### PROBLEM DESCRIPTION
Take the entries below and return them unchanged.

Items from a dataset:

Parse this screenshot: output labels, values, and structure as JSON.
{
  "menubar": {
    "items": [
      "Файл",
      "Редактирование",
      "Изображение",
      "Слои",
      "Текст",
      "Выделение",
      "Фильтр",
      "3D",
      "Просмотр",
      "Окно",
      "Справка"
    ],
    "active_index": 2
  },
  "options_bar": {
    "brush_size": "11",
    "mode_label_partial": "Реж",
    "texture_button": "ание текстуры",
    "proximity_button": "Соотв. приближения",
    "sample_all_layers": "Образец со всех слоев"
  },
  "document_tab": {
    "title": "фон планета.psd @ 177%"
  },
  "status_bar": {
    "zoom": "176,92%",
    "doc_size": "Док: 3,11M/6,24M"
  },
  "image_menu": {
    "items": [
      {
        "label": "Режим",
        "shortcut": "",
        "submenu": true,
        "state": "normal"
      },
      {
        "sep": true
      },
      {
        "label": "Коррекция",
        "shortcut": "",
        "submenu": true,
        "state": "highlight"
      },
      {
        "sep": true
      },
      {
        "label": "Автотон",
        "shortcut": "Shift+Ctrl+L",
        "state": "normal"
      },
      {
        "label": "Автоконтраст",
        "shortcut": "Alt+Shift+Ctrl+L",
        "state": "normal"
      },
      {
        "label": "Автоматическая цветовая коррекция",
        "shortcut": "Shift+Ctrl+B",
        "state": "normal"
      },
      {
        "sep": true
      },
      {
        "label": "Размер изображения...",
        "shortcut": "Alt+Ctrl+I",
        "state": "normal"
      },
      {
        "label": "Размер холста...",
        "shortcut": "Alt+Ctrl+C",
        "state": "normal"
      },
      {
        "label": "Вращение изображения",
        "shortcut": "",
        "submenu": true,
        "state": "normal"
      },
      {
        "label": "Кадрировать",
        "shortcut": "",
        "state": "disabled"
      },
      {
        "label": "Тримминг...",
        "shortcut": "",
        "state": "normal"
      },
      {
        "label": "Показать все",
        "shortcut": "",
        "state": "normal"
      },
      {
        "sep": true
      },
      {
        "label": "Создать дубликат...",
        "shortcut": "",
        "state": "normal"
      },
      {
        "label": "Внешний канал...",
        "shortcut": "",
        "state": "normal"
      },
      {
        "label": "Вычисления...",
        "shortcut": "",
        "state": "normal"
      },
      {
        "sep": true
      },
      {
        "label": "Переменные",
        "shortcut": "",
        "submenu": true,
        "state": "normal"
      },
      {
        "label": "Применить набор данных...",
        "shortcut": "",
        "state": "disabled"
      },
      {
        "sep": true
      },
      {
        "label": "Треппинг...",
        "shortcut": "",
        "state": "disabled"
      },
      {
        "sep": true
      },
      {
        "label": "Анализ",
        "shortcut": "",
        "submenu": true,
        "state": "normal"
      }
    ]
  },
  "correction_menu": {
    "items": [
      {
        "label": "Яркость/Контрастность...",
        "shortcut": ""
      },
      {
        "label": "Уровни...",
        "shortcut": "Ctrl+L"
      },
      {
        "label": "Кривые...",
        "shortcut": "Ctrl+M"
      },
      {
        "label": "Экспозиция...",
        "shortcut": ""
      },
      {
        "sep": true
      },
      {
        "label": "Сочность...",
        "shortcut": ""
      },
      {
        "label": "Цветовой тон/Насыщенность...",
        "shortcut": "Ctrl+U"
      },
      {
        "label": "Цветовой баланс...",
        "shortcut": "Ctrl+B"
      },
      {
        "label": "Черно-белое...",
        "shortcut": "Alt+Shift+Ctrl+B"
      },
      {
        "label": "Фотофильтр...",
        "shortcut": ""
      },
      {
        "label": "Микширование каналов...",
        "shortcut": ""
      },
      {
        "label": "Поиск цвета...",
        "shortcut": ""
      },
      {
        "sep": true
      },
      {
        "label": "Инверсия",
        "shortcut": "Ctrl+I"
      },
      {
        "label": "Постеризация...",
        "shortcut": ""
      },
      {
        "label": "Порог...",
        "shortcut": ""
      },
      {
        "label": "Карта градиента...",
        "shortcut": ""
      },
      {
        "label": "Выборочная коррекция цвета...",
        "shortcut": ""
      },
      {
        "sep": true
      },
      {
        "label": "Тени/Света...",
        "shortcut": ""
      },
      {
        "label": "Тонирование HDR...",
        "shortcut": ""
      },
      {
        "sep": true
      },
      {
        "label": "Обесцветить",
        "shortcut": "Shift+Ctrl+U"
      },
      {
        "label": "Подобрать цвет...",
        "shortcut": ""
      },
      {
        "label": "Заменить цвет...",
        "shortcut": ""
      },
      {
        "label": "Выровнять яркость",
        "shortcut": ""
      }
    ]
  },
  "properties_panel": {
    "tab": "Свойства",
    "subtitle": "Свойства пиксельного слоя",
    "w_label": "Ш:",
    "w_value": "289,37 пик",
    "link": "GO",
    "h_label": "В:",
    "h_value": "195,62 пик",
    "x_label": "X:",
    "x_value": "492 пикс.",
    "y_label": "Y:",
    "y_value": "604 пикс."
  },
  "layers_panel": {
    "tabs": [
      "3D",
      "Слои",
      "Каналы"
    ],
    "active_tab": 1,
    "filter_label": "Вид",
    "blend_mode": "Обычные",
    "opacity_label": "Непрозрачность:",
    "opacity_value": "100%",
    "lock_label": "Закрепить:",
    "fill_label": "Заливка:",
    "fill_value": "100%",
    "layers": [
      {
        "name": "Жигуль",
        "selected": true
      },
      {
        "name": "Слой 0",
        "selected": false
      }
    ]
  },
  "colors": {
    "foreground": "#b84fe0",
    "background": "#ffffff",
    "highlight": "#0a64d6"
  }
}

### SOLUTION FOR THIS EXERCISE
Parse this screenshot: output labels, values, and structure as JSON.
{
  "menubar": {
    "items": [
      "Файл",
      "Редактирование",
      "Изображение",
      "Слои",
      "Текст",
      "Выделение",
      "Фильтр",
      "3D",
      "Просмотр",
      "Окно",
      "Справка"
    ],
    "active_index": 2
  },
  "options_bar": {
    "brush_size": "11",
    "mode_label_partial": "Реж",
    "texture_button": "ание текстуры",
    "proximity_button": "Соотв. приближения",
    "sample_all_layers": "Образец со всех слоев"
  },
  "document_tab": {
    "title": "фон планета.psd @ 177%"
  },
  "status_bar": {
    "zoom": "176,92%",
    "doc_size": "Док: 3,11M/6,24M"
  },
  "image_menu": {
    "items": [
      {
        "label": "Режим",
        "shortcut": "",
        "submenu": true,
        "state": "normal"
      },
      {
        "sep": true
      },
      {
        "label": "Коррекция",
        "shortcut": "",
        "submenu": true,
        "state": "highlight"
      },
      {
        "sep": true
      },
      {
        "label": "Автотон",
        "shortcut": "Shift+Ctrl+L",
        "state": "normal"
      },
      {
        "label": "Автоконтраст",
        "shortcut": "Alt+Shift+Ctrl+L",
        "state": "normal"
      },
      {
        "label": "Автоматическая цветовая коррекция",
        "shortcut": "Shift+Ctrl+B",
        "state": "normal"
      },
      {
        "sep": true
      },
      {
        "label": "Размер изображения...",
        "shortcut": "Alt+Ctrl+I",
        "state": "normal"
      },
      {
        "label": "Размер холста...",
        "shortcut": "Alt+Ctrl+C",
        "state": "normal"
      },
      {
        "label": "Вращение изображения",
        "shortcut": "",
        "submenu": true,
        "state": "normal"
      },
      {
        "label": "Кадрировать",
        "shortcut": "",
        "state": "disabled"
      },
      {
        "label": "Тримминг...",
        "shortcut": "",
        "state": "normal"
      },
      {
        "label": "Показать все",
        "shortcut": "",
        "state": "normal"
      },
      {
        "sep": true
      },
      {
        "label": "Создать дубликат...",
        "shortcut": "",
        "state": "normal"
      },
      {
        "label": "Внешний канал...",
        "shortcut": "",
        "state": "normal"
      },
      {
        "label": "Вычисления...",
        "shortcut": "",
        "state": "normal"
      },
      {
        "sep": true
      },
      {
        "label": "Переменные",
        "shortcut": "",
        "submenu": true,
        "state": "normal"
      },
      {
        "label": "Применить набор данных...",
        "shortcut": "",
        "state": "disabled"
      },
      {
        "sep": true
      },
      {
        "label": "Треппинг...",
        "shortcut": "",
        "state": "disabled"
      },
      {
        "sep": true
      },
      {
        "label": "Анализ",
        "shortcut": "",
        "submenu": true,
        "state": "normal"
      }
    ]
  },
  "correction_menu": {
    "items": [
      {
        "label": "Яркость/Контрастность...",
        "shortcut": ""
      },
      {
        "label": "Уровни...",
        "shortcut": "Ctrl+L"
      },
      {
        "label": "Кривые...",
        "shortcut": "Ctrl+M"
      },
      {
        "label": "Экспозиция...",
        "shortcut": ""
      },
      {
        "sep": true
      },
      {
        "label": "Сочность...",
        "shortcut": ""
      },
      {
        "label": "Цветовой тон/Насыщенность...",
        "shortcut": "Ctrl+U"
      },
      {
        "label": "Цветовой баланс...",
        "shortcut": "Ctrl+B"
      },
      {
        "label": "Черно-белое...",
        "shortcut": "Alt+Shift+Ctrl+B"
      },
      {
        "label": "Фотофильтр...",
        "shortcut": ""
      },
      {
        "label": "Микширование каналов...",
        "shortcut": ""
      },
      {
        "label": "Поиск цвета...",
        "shortcut": ""
      },
      {
        "sep": true
      },
      {
        "label": "Инверсия",
        "shortcut": "Ctrl+I"
      },
      {
        "label": "Постеризация...",
        "shortcut": ""
      },
      {
        "label": "Порог...",
        "shortcut": ""
      },
      {
        "label": "Карта градиента...",
        "shortcut": ""
      },
      {
        "label": "Выборочная коррекция цвета...",
        "shortcut": ""
      },
      {
        "sep": true
      },
      {
        "label": "Тени/Света...",
        "shortcut": ""
      },
      {
        "label": "Тонирование HDR...",
        "shortcut": ""
      },
      {
        "sep": true
      },
      {
        "label": "Обесцветить",
        "shortcut": "Shift+Ctrl+U"
      },
      {
        "label": "Подобрать цвет...",
        "shortcut": ""
      },
      {
        "label": "Заменить цвет...",
        "shortcut": ""
      },
      {
        "label": "Выровнять яркость",
        "shortcut": ""
      }
    ]
  },
  "properties_panel": {
    "tab": "Свойства",
    "subtitle": "Свойства пиксельного слоя",
    "w_label": "Ш:",
    "w_value": "289,37 пик",
    "link": "GO",
    "h_label": "В:",
    "h_value": "195,62 пик",
    "x_label": "X:",
    "x_value": "492 пикс.",
    "y_label": "Y:",
    "y_value": "604 пикс."
  },
  "layers_panel": {
    "tabs": [
      "3D",
      "Слои",
      "Каналы"
    ],
    "active_tab": 1,
    "filter_label": "Вид",
    "blend_mode": "Обычные",
    "opacity_label": "Непрозрачность:",
    "opacity_value": "100%",
    "lock_label": "Закрепить:",
    "fill_label": "Заливка:",
    "fill_value": "100%",
    "layers": [
      {
        "name": "Жигуль",
        "selected": true
      },
      {
        "name": "Слой 0",
        "selected": false
      }
    ]
  },
  "colors": {
    "foreground": "#b84fe0",
    "background": "#ffffff",
    "highlight": "#0a64d6"
  }
}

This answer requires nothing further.